*** Opening of SUPPLIED INFORMATION ***

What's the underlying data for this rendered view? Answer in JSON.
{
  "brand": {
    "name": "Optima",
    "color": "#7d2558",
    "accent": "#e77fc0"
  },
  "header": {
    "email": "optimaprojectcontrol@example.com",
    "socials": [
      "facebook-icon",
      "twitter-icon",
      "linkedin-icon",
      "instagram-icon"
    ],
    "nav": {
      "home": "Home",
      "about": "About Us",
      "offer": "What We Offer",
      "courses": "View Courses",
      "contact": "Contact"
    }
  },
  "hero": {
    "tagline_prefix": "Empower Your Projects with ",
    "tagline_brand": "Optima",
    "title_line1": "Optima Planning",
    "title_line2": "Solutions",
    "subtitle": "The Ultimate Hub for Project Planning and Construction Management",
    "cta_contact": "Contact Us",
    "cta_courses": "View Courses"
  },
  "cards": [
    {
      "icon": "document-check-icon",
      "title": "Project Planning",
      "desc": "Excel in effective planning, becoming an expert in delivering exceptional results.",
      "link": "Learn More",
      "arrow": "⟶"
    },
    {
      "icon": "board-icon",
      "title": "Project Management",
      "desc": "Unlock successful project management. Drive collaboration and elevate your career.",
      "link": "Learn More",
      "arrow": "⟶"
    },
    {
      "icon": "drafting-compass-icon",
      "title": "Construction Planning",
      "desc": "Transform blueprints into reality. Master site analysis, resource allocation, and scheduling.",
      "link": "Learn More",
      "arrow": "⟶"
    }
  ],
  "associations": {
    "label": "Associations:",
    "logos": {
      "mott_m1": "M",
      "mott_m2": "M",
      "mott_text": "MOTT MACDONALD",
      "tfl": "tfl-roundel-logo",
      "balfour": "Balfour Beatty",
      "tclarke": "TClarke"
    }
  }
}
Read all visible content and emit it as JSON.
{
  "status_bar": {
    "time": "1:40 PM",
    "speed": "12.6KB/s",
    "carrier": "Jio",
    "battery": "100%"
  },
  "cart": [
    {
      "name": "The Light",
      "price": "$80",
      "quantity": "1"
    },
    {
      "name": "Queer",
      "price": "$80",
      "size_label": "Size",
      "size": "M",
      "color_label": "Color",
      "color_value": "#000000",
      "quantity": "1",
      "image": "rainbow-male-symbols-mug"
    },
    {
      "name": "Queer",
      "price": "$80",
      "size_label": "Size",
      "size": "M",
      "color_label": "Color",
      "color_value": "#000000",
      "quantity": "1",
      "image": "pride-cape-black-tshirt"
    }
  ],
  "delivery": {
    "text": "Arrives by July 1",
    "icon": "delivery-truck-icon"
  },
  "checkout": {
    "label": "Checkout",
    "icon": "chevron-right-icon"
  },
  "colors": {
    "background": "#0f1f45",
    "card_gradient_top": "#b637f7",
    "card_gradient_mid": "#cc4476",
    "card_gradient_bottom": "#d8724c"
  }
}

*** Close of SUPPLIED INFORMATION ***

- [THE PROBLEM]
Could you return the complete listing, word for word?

- [SOLUTION FOR THIS EXERCISE]
What's the underlying data for this rendered view? Answer in JSON.
{
  "brand": {
    "name": "Optima",
    "color": "#7d2558",
    "accent": "#e77fc0"
  },
  "header": {
    "email": "optimaprojectcontrol@example.com",
    "socials": [
      "facebook-icon",
      "twitter-icon",
      "linkedin-icon",
      "instagram-icon"
    ],
    "nav": {
      "home": "Home",
      "about": "About Us",
      "offer": "What We Offer",
      "courses": "View Courses",
      "contact": "Contact"
    }
  },
  "hero": {
    "tagline_prefix": "Empower Your Projects with ",
    "tagline_brand": "Optima",
    "title_line1": "Optima Planning",
    "title_line2": "Solutions",
    "subtitle": "The Ultimate Hub for Project Planning and Construction Management",
    "cta_contact": "Contact Us",
    "cta_courses": "View Courses"
  },
  "cards": [
    {
      "icon": "document-check-icon",
      "title": "Project Planning",
      "desc": "Excel in effective planning, becoming an expert in delivering exceptional results.",
      "link": "Learn More",
      "arrow": "⟶"
    },
    {
      "icon": "board-icon",
      "title": "Project Management",
      "desc": "Unlock successful project management. Drive collaboration and elevate your career.",
      "link": "Learn More",
      "arrow": "⟶"
    },
    {
      "icon": "drafting-compass-icon",
      "title": "Construction Planning",
      "desc": "Transform blueprints into reality. Master site analysis, resource allocation, and scheduling.",
      "link": "Learn More",
      "arrow": "⟶"
    }
  ],
  "associations": {
    "label": "Associations:",
    "logos": {
      "mott_m1": "M",
      "mott_m2": "M",
      "mott_text": "MOTT MACDONALD",
      "tfl": "tfl-roundel-logo",
      "balfour": "Balfour Beatty",
      "tclarke": "TClarke"
    }
  }
}
Read all visible content and emit it as JSON.
{
  "status_bar": {
    "time": "1:40 PM",
    "speed": "12.6KB/s",
    "carrier": "Jio",
    "battery": "100%"
  },
  "cart": [
    {
      "name": "The Light",
      "price": "$80",
      "quantity": "1"
    },
    {
      "name": "Queer",
      "price": "$80",
      "size_label": "Size",
      "size": "M",
      "color_label": "Color",
      "color_value": "#000000",
      "quantity": "1",
      "image": "rainbow-male-symbols-mug"
    },
    {
      "name": "Queer",
      "price": "$80",
      "size_label": "Size",
      "size": "M",
      "color_label": "Color",
      "color_value": "#000000",
      "quantity": "1",
      "image": "pride-cape-black-tshirt"
    }
  ],
  "delivery": {
    "text": "Arrives by July 1",
    "icon": "delivery-truck-icon"
  },
  "checkout": {
    "label": "Checkout",
    "icon": "chevron-right-icon"
  },
  "colors": {
    "background": "#0f1f45",
    "card_gradient_top": "#b637f7",
    "card_gradient_mid": "#cc4476",
    "card_gradient_bottom": "#d8724c"
  }
}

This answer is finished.